“So then, sitting down with Michael afterward and having that conversation, he’s crying. I literally sat there and pinched my leg and was just squeezing because I wanted to lose it so badly. It was so emotional, and he was having one of those moments that I wanted to help him through and couldn’t, and all I kept thinking in my head—I broke my rule, I never have an inner dialogue during an interview because then I’m not listening to what the person says—‘It’s not about you. It’s not about you. It’s not about you. If I start to cry now, we can’t use my camera. And his reaction is going to change.’”
Prodigal Sunn of Wu Tang Clan has been an MC since the beginning of MCing. I interviewed him from Los Angeles, while on brief hiatus from the Foreigner tour.
Prodigal’s first step to conquering performance anxiety? Make the stage his living room. “I make everybody feel at home—the bartender, the bouncer, the security, the sound man, whoever’s in the house. They all get love. You might even catch me in the crowd. You might catch me hangin’ out front.”
He recognizes people as people. You build up fear because you’re worried about people’s opinions; it stops you from performing at your best. “I started to feel this way recently, worrying about how I could reach out or become a brand. Just breathe. I remind myself that I’m here to be me and not my ego.”
Prodigal goes all out for his audiences, sometimes above and beyond what his band wants to do. “Wu Tang was invited to do a concert outta Miami. And some of the group didn’t wanna participate. But, me and the DJ had a connection. So, I was thinking of the importance of the brand. I went out there and did the show myself, even though the crowd wanted to see the group. I was confident enough in myself to know that I could hold it down. When I was out there, I got the respect of just being the guy who will show up. The crowd met me halfway. That takes the fear away, and that just grew me stronger.”
He could have worried about what the crowd was expecting. Instead, he focused on giving the crowd the best experience he could.
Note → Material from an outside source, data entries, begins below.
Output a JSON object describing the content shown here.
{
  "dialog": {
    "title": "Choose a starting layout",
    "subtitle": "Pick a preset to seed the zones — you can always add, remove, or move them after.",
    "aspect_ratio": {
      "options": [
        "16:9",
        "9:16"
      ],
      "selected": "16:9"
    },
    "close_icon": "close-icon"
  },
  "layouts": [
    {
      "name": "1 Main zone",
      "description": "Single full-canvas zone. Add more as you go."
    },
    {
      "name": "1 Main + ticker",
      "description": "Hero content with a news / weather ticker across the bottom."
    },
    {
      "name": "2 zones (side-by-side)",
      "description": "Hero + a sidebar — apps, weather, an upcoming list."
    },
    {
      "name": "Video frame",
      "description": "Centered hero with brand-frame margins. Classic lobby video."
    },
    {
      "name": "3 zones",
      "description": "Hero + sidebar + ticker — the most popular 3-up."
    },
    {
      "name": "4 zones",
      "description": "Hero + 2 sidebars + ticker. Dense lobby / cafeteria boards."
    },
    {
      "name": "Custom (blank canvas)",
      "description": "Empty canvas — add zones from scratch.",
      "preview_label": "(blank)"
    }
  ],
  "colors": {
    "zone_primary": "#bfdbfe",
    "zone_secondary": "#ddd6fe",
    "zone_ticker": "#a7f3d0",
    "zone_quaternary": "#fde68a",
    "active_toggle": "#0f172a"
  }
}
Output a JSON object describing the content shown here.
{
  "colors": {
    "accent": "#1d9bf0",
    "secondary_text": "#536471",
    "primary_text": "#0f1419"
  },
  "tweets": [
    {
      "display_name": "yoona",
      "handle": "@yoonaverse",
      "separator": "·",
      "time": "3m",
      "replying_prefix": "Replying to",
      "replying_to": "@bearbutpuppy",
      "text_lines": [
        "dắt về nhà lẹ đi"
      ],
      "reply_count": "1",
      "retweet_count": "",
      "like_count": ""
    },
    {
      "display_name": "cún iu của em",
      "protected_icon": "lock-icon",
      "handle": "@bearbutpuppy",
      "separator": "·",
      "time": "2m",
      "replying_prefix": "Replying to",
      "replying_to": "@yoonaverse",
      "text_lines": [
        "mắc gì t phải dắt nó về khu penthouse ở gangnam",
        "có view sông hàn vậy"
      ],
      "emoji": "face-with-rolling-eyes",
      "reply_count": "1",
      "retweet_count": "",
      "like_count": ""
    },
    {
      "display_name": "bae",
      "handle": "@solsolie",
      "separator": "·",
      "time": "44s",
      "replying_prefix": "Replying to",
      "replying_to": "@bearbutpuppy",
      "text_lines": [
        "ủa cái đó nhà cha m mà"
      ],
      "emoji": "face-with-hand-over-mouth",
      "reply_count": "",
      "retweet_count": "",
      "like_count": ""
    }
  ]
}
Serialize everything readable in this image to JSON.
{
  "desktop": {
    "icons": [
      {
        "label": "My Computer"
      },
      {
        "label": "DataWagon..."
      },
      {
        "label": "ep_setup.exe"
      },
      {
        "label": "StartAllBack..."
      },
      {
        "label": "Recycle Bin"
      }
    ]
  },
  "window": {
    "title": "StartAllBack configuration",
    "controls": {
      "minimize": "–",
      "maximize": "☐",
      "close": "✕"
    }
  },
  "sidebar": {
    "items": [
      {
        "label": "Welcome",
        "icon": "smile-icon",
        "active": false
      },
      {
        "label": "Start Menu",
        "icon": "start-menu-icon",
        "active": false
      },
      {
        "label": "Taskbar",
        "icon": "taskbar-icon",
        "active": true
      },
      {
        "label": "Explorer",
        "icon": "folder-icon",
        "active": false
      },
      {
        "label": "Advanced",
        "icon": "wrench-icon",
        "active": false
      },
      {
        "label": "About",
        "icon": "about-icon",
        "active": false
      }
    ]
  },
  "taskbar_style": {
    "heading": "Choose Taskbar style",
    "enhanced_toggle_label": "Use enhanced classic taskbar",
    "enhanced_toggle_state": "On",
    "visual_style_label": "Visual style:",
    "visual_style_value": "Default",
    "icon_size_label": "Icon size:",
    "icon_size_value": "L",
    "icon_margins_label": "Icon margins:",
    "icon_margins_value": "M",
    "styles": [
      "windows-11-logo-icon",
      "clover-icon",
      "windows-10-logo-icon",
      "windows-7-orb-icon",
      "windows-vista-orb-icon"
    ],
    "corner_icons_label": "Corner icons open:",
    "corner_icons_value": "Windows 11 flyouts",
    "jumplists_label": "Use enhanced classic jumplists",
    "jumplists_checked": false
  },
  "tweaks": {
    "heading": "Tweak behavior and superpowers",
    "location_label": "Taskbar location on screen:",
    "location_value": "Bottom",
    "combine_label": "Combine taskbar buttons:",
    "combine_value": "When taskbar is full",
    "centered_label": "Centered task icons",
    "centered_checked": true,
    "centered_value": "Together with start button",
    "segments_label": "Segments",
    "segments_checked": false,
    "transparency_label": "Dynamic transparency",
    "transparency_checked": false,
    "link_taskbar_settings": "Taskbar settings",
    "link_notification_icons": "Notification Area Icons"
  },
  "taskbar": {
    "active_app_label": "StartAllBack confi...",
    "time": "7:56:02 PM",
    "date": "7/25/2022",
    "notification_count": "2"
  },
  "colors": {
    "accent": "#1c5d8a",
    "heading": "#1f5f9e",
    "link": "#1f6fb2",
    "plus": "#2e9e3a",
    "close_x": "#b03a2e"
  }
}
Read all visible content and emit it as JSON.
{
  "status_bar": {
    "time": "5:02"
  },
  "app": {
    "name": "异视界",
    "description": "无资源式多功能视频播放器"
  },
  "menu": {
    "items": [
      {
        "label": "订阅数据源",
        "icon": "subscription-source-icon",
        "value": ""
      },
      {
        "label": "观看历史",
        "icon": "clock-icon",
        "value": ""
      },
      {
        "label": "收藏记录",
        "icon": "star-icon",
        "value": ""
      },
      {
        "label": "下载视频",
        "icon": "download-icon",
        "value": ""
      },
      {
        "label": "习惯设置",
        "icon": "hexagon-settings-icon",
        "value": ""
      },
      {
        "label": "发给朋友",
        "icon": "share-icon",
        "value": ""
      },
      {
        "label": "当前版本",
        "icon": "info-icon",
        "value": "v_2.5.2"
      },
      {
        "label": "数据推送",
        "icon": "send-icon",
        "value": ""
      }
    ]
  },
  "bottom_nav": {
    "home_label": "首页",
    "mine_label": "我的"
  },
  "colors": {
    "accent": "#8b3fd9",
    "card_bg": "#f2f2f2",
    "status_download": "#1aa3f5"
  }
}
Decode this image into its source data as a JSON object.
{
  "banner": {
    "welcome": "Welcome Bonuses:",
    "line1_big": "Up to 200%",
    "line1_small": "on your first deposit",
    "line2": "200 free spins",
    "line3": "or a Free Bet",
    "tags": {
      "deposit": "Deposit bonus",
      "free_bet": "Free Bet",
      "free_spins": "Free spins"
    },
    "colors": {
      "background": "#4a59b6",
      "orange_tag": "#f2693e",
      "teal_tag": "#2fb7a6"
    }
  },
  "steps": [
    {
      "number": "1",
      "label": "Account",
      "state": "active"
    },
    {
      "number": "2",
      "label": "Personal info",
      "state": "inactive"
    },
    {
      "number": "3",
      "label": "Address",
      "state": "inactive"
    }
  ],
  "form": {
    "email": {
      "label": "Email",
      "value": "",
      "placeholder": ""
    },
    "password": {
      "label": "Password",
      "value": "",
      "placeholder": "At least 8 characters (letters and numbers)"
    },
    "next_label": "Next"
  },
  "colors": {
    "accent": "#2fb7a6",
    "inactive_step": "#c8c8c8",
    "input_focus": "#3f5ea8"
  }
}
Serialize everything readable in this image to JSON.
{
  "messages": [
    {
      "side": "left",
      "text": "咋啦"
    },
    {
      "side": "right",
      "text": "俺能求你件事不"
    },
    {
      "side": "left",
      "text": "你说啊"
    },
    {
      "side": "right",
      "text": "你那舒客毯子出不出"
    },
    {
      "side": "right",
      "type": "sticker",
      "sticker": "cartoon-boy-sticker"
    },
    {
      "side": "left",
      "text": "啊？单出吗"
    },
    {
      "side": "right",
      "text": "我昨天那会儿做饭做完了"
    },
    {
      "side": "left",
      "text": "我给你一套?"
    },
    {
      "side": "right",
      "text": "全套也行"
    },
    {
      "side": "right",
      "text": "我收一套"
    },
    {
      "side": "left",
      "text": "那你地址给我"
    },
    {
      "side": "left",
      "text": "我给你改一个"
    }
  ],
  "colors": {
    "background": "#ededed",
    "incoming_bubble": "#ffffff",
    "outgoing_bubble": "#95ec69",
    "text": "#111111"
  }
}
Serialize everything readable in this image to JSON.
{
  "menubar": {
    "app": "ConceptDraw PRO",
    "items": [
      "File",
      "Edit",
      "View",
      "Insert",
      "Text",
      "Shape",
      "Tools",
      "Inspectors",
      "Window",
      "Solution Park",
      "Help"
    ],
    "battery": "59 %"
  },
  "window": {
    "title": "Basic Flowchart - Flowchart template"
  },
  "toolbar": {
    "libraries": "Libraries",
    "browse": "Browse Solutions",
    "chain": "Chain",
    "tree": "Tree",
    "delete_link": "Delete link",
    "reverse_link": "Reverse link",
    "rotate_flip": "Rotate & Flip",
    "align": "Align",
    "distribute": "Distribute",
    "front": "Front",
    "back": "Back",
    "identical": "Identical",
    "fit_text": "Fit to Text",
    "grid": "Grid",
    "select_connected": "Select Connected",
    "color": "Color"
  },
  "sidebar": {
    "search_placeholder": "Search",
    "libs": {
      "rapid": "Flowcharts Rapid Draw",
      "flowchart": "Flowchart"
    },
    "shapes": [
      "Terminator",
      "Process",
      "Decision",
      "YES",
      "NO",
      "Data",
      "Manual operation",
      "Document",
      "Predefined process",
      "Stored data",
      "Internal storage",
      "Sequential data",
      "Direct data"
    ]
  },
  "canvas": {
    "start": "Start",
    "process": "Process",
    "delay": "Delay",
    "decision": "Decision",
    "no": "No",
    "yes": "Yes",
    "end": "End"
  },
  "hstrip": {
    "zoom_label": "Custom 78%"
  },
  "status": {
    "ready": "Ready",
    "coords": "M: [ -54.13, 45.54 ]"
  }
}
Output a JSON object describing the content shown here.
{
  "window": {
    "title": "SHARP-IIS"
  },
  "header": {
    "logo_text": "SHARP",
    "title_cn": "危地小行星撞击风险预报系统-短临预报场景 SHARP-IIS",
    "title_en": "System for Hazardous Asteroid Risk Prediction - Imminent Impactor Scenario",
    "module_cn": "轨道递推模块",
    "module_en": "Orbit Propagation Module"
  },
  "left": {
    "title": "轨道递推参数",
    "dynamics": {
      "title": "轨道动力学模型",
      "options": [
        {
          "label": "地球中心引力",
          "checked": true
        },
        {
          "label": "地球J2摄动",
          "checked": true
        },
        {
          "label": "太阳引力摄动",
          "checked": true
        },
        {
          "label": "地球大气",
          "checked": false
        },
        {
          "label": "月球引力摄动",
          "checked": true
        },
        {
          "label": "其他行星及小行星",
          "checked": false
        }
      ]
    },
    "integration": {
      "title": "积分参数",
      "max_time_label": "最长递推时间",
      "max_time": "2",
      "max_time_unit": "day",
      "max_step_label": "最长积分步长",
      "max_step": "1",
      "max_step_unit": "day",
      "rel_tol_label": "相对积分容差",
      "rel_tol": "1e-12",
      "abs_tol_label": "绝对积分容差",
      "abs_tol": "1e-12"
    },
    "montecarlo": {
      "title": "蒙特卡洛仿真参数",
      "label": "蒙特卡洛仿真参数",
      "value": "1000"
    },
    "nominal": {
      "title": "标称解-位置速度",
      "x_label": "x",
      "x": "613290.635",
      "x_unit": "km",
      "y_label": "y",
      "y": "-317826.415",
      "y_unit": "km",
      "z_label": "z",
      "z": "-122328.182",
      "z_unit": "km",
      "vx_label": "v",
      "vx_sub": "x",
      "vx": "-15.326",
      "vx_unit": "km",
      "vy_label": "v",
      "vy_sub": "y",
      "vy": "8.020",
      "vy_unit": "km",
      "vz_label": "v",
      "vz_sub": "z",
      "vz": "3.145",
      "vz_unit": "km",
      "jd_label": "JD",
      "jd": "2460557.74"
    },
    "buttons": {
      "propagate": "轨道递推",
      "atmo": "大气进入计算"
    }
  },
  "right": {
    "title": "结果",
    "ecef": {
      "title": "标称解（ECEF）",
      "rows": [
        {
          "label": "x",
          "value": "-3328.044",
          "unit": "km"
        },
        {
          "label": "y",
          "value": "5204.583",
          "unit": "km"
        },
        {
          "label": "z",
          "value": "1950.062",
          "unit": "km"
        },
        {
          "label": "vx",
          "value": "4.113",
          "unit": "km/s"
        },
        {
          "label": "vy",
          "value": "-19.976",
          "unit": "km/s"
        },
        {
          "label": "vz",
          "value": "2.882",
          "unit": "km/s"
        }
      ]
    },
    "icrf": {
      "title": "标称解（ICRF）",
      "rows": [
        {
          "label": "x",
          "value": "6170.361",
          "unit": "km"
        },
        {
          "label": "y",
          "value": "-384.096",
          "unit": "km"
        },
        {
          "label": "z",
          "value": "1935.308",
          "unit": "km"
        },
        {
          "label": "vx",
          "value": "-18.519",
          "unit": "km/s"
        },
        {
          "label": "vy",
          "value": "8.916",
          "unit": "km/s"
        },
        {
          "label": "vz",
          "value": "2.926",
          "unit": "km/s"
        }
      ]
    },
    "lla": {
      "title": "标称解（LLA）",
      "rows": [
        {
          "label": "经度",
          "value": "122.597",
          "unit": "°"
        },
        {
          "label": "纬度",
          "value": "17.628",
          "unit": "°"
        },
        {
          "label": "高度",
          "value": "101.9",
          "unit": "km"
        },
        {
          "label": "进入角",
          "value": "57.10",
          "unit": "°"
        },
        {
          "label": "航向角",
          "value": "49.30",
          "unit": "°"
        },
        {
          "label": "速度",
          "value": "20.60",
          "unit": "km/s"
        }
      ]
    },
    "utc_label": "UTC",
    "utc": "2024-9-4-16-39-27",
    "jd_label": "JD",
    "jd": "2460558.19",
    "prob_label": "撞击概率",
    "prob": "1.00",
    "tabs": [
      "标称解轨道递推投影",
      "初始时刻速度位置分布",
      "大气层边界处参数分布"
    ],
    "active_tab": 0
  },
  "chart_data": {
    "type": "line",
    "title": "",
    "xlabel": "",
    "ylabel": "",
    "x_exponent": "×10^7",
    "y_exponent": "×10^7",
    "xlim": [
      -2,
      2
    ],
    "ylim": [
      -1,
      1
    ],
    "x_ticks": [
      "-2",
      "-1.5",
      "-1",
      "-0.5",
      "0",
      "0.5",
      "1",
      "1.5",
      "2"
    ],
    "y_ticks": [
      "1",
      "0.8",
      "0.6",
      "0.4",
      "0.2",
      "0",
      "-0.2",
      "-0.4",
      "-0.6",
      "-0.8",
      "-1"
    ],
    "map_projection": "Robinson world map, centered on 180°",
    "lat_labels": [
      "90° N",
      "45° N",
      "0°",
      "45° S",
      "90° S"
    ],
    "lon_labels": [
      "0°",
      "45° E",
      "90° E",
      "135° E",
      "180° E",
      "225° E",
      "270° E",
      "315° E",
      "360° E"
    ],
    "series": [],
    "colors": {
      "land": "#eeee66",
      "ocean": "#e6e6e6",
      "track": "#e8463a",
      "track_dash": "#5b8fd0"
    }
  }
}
“The universe and life are here to support you if you just do your part. At the end of the day, if it wasn’t meant to be, it wouldn’t have happened, just more of the things that you learn that make you stronger. I was there, and I still was having my ears and my eyes open, so I learned a lot.
“This is Wu Tang’s 20 year anniversary, but everything is still brand new to me. I’ve learned that what the ego conceives is sometimes a trap. At the end of the day, man, love what you do. Be who you are. Thoroughly enjoy your talents and your gifts, ‘cause your spirit lays it out on you; you’re that vessel. The ego will always pretend that it’s together, even when it’s not.”
-Think about a past performance or presentation that made you reasonably anxious:
-Think about on whom you were focusing your attention.
-Was your attention on you (and your anxiety) or on your audience?
-Had your attention been truly focused on your audience, would you have been pre occupied with your own feelings?
-Relive that event, this time focusing your attention completely on your audience?
-How does that feel?